In our understanding, “Hatha“ designates the “physical“ Yoga, and therefore our Hatha teachers draw on the vast array of Asanas of that tradition. The rhythm of this class is a bit slower than in the generally more dynamic Ashtanga classes.
In contrast to the Ashtanga class, there is no fixed series here. The teachers use a variety of Asanas according to different emphases focused on, such as hip opening, forward bending, back strengthening, etc.
Asanas are not linked together by Vinyasas (sequences of movements) as they are in the Ashtanga practice. But we do keep the Ujjayi breathing (diaphragmatic breathing) familiar from Ashtanga.
Our Yin classes focus on the more “feminine“ (Yin) aspects of Yoga. It is a less “active“, more meditative Yoga style, most of the Asanas being performed in a sitting or lying position. They are also held for a couple of minutes, which opens the deeper strata of the connective tissue and the joints, and stretches the ligaments and tendons.
This very attentive, focused Yoga style enables us to connect with our body, to detect its stressed-out areas, and to relax very consciously. We literally “sink“ in the Asanas. Yin Yoga is a good complement to the more Yang-oriented, dynamic Ashtanga Vinyasa Yoga.
Yin / Yoga Nidra
The Sunday Yin class offers a soft, careful and rather meditative Yoga style. Asanas are held for longer periods than usually, which opens the deeper strata of the connective tissue. The class is completed with a Yoga Nidra exercice talked through by the teacher.
Yoga Nidra is an ancient technique of deep relaxation in which we do not seek sleep but, quite on the contrary, a very awake and yet completely relaxed state of mind. Yoga Nidra allows us to reach deep dimensions of our mind normally not accessible
A pregnant women is confronted with lots of fundamental changes. Yoga helps her to experience this crucial period of her life in full awareness and to prepare for the birth of her child.
The body and breathing exercices practiced in this class are designed for the expectant mother. They strengthen her body, balance physical deficiencies encountered during pregnancy, and make her feel more enduring, calm, and balanced. There is a focus on strengthening the back, and on breathing.
It’s difficult to say until which stage of pregnancy it makes sense for the expectant mother to practice prenatal Yoga because this is completely individual. Please discuss with your Yoga teacher and your doctor.
The postnatal Om Babies class is for those mothers who feel the need to strengthen their body in a soft and efficient way in the wake of the physical stress of their child’s birth, and at the same time to spend some valuable, creative time with the baby. The babies are just there while their mothers practice, and sometimes they are integrated in the exercices in a playful way.
The Om Babies class is best attended as long as the mother can practice in a more or less undisturbed way. As soon as the child reaches the crawling stage, that’s not so much the case anymore.

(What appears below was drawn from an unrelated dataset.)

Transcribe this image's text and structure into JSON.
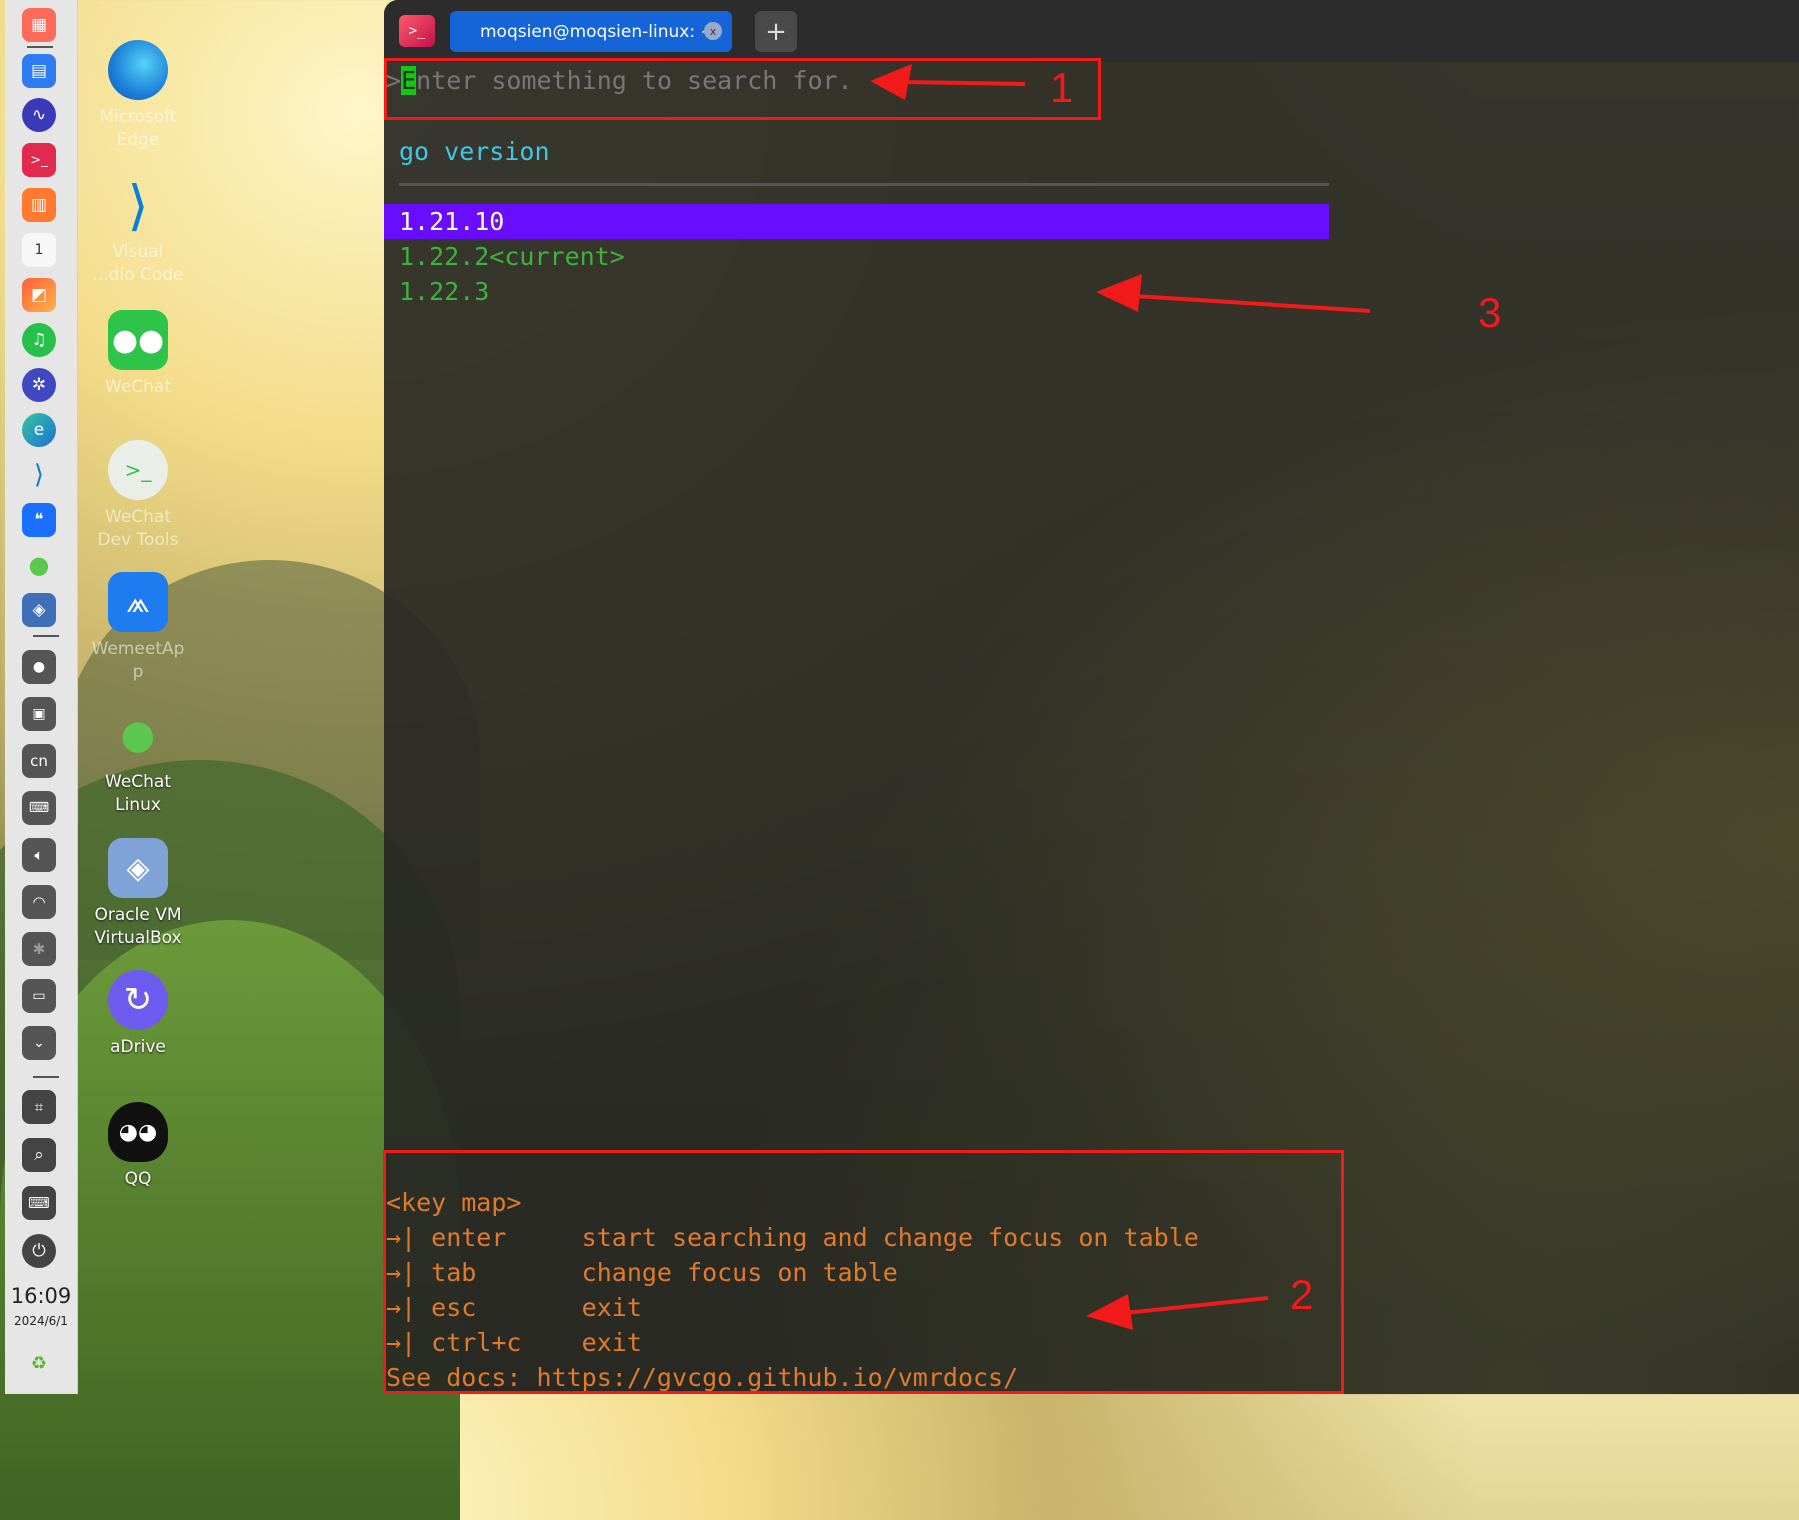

This class addresses Yoga beginners as well as regular practitioners. It is led by graduates from our Teacher Training and gives them a good opportunity to gather teaching experience. Therefore the Community Class is on the basis of a donation.
Meditation class with Sascha on Saturdays from 7.00 to 8.00. This class is on a donation basis.